As part of his action to tackle dirty air across the capital, Mayor Sadiq Khan has announced a series of measures that will accelerate the move to cleaner vehicles across London.
He will double payments for his van scrappage scheme to £7000, with £9500 also now available to those switching to electric vans.
The increased funding is intended to enable more van owners to switch to cleaner vehicles, while helping businesses prepare for the expansion of the Ultra Low Emission Zone (ULEZ) up to the North and South Circular next year, and the tightening of the London-wide Low Emission Zone (LEZ) standards this October.
The Mayor has also announced that he is broadening the eligibility for the van scrappage scheme so that more businesses can benefit.
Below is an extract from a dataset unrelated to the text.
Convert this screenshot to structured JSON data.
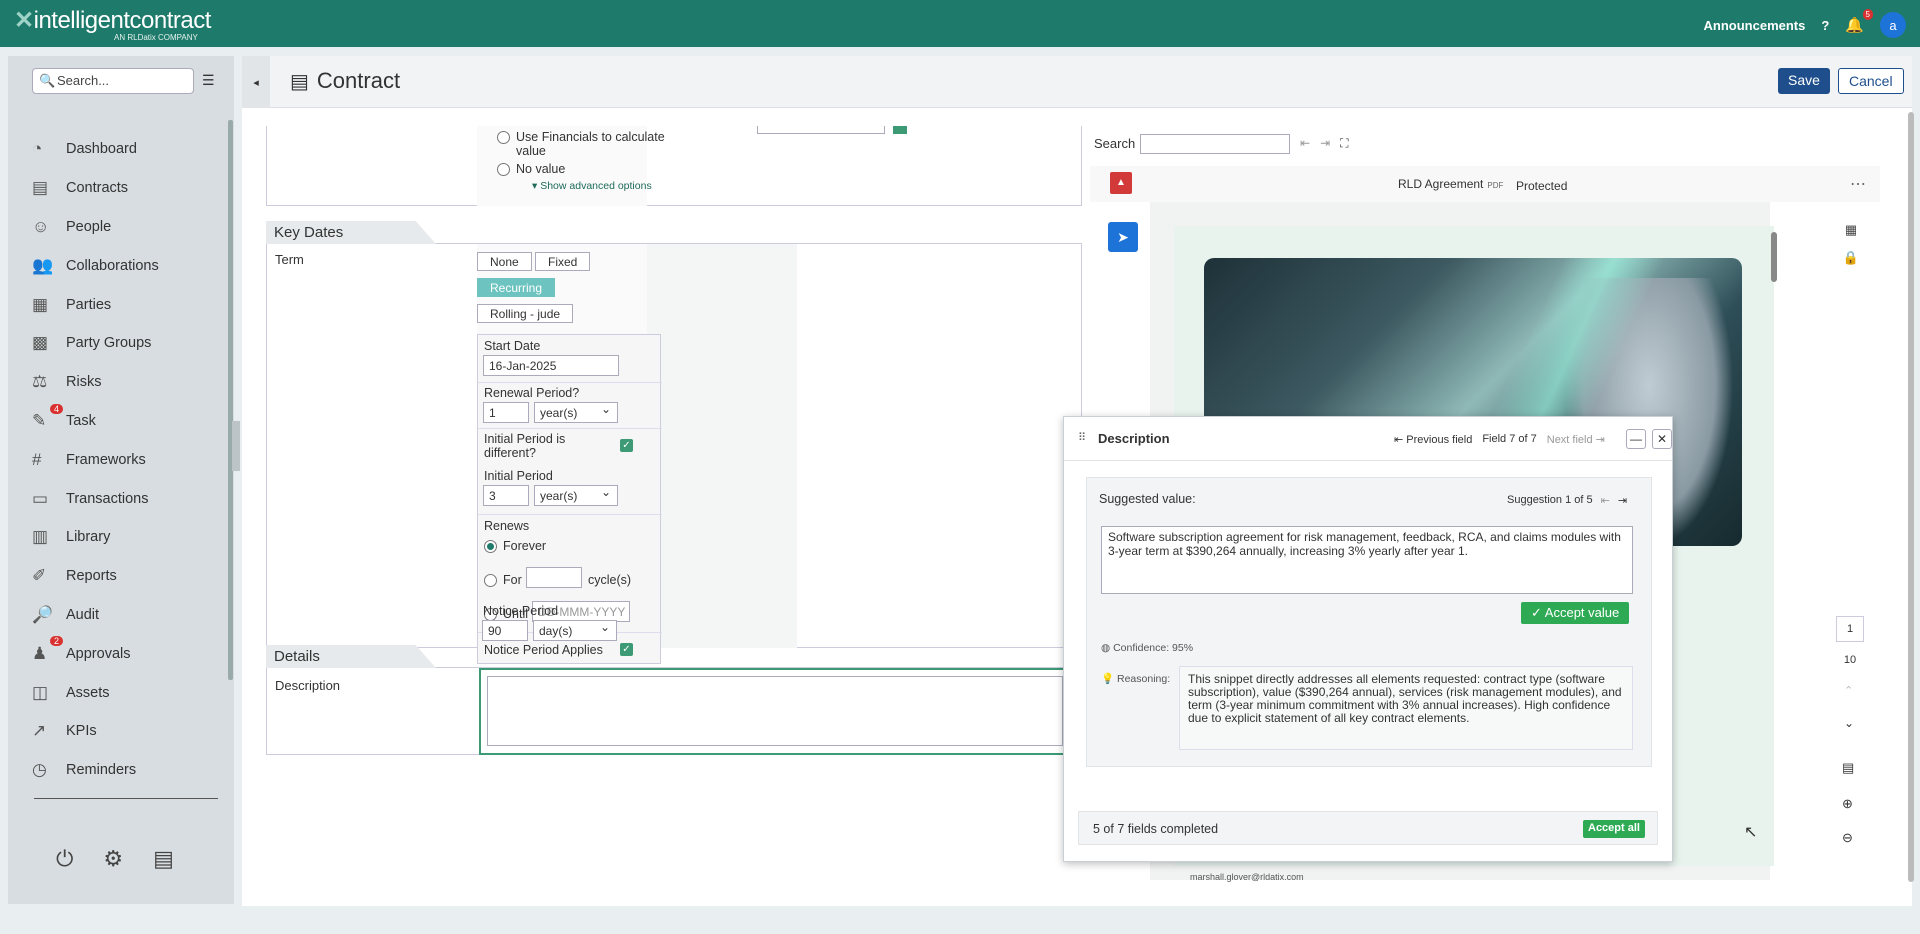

Previously firms with fewer than 10 employees, defined as micro businesses, were eligible. Now small businesses, those with 50 or fewer employees, are also included.
Action is expected later this year to support small businesses operating heavy vehicles.
These vehicles, which include heavy goods vehicles (HGVs), coaches and buses that are not part of the TfL network, make up more than a third of the harmful pollution from transport.
To help clean up the heavy vehicle fleet, the van scrappage scheme will open to small businesses operating heavy vehicles later this year. TfL is finalising the details of the scheme, but it is expected that it will be in the form of a grant of around £15,000 for each polluting heavy vehicle, up to a maximum of three vehicles.
The latest moves have been warmly welcomed by the Freight Transport Association (FTA) with Head of South of England and Urban Policy, Natalie Chapman, saying that it would help the Mayor to achieve his clean air ambition without placing a heavy financial burden on the shoulders of local businesses.
“And while we are especially pleased to see TfL is developing a funding programme for HGVs — and look forward to seeing the details of this emerge in the coming months — we are calling for the body to recognise that currently there are very few retrofit options available for HGVs,” she added. “As such, whole vehicle replacement is the only viable option for the vast majority of the HGV fleet.”
Last reviewed 13 February 2020